*** Opening of TASK INPUTS ***

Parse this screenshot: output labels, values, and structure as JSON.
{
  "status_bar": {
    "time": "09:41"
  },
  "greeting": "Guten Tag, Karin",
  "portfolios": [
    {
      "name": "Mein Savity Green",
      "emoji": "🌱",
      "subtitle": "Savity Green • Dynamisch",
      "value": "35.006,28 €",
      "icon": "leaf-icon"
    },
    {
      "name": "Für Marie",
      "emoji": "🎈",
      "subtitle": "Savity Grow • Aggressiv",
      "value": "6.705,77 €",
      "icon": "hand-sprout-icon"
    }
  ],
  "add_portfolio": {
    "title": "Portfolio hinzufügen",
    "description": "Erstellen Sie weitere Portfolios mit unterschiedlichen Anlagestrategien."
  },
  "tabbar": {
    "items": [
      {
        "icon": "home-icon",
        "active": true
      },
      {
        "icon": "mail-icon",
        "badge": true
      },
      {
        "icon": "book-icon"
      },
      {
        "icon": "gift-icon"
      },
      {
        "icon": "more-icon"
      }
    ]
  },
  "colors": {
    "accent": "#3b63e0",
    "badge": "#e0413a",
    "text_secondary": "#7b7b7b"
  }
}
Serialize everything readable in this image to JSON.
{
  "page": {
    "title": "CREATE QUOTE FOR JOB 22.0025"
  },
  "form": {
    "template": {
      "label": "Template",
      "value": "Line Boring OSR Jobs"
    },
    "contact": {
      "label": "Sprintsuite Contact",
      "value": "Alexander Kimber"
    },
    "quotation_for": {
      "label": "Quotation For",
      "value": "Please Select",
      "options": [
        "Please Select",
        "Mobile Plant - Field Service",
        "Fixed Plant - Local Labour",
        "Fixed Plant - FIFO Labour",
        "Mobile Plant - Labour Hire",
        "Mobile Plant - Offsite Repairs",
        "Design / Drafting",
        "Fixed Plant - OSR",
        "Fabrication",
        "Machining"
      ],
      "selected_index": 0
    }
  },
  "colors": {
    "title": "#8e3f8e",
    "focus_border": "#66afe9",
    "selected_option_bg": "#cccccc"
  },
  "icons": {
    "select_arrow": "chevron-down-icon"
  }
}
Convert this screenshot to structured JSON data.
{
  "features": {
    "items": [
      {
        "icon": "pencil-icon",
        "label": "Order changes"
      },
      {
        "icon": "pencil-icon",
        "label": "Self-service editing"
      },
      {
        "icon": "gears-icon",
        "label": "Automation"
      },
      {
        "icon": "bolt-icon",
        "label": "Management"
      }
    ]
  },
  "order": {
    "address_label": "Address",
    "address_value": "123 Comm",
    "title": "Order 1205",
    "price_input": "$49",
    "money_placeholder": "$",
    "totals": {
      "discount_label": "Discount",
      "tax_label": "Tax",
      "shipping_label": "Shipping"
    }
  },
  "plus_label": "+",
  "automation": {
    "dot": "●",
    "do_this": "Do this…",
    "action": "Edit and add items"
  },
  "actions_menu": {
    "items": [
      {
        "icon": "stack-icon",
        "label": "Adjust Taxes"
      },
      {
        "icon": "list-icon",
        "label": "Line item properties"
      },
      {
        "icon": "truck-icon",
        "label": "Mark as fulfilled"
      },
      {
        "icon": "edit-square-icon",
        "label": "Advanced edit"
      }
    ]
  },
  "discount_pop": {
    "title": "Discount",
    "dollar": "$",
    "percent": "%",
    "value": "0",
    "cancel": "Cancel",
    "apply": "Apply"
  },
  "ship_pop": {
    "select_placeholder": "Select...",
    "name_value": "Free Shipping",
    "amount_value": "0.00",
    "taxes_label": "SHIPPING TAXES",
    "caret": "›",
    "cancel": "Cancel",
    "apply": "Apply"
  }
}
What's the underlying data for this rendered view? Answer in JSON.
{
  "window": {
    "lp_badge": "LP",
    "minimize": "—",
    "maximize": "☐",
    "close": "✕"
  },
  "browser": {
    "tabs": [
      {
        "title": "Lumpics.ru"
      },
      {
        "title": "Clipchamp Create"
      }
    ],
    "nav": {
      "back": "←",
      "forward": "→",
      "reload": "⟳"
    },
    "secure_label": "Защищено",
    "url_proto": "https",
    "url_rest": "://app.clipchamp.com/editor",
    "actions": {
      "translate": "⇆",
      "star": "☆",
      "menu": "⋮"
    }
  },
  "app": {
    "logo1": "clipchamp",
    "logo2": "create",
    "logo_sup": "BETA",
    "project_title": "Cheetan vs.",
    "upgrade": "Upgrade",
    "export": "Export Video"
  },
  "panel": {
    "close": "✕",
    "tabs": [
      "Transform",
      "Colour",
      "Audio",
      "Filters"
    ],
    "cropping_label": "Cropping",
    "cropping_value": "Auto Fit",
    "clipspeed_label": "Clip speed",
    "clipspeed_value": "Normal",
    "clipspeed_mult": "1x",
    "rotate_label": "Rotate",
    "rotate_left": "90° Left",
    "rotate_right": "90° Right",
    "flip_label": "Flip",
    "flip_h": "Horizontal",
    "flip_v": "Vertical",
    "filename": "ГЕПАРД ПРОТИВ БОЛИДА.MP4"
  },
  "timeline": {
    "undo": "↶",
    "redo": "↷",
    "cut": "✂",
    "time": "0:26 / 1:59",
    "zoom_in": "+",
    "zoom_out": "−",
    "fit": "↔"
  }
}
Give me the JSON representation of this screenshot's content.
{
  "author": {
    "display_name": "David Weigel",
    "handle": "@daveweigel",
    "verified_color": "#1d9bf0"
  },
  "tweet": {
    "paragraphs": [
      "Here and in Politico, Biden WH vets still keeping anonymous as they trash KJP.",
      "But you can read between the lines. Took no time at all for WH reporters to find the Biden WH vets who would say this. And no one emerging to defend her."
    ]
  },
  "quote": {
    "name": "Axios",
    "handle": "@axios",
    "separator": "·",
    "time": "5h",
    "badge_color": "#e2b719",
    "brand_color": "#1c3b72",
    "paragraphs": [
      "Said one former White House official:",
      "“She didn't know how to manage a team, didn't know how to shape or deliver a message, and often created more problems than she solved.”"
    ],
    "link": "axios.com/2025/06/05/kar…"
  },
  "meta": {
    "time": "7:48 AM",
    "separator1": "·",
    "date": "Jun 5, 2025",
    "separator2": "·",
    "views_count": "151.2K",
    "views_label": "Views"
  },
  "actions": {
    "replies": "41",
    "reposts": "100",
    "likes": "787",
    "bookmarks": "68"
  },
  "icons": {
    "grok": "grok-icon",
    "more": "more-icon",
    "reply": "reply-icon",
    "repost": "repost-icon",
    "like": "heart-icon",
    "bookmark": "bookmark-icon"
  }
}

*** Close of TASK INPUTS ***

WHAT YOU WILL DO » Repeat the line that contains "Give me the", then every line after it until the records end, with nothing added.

SOLUTION TO THIS EXERCISE »
Give me the JSON representation of this screenshot's content.
{
  "author": {
    "display_name": "David Weigel",
    "handle": "@daveweigel",
    "verified_color": "#1d9bf0"
  },
  "tweet": {
    "paragraphs": [
      "Here and in Politico, Biden WH vets still keeping anonymous as they trash KJP.",
      "But you can read between the lines. Took no time at all for WH reporters to find the Biden WH vets who would say this. And no one emerging to defend her."
    ]
  },
  "quote": {
    "name": "Axios",
    "handle": "@axios",
    "separator": "·",
    "time": "5h",
    "badge_color": "#e2b719",
    "brand_color": "#1c3b72",
    "paragraphs": [
      "Said one former White House official:",
      "“She didn't know how to manage a team, didn't know how to shape or deliver a message, and often created more problems than she solved.”"
    ],
    "link": "axios.com/2025/06/05/kar…"
  },
  "meta": {
    "time": "7:48 AM",
    "separator1": "·",
    "date": "Jun 5, 2025",
    "separator2": "·",
    "views_count": "151.2K",
    "views_label": "Views"
  },
  "actions": {
    "replies": "41",
    "reposts": "100",
    "likes": "787",
    "bookmarks": "68"
  },
  "icons": {
    "grok": "grok-icon",
    "more": "more-icon",
    "reply": "reply-icon",
    "repost": "repost-icon",
    "like": "heart-icon",
    "bookmark": "bookmark-icon"
  }
}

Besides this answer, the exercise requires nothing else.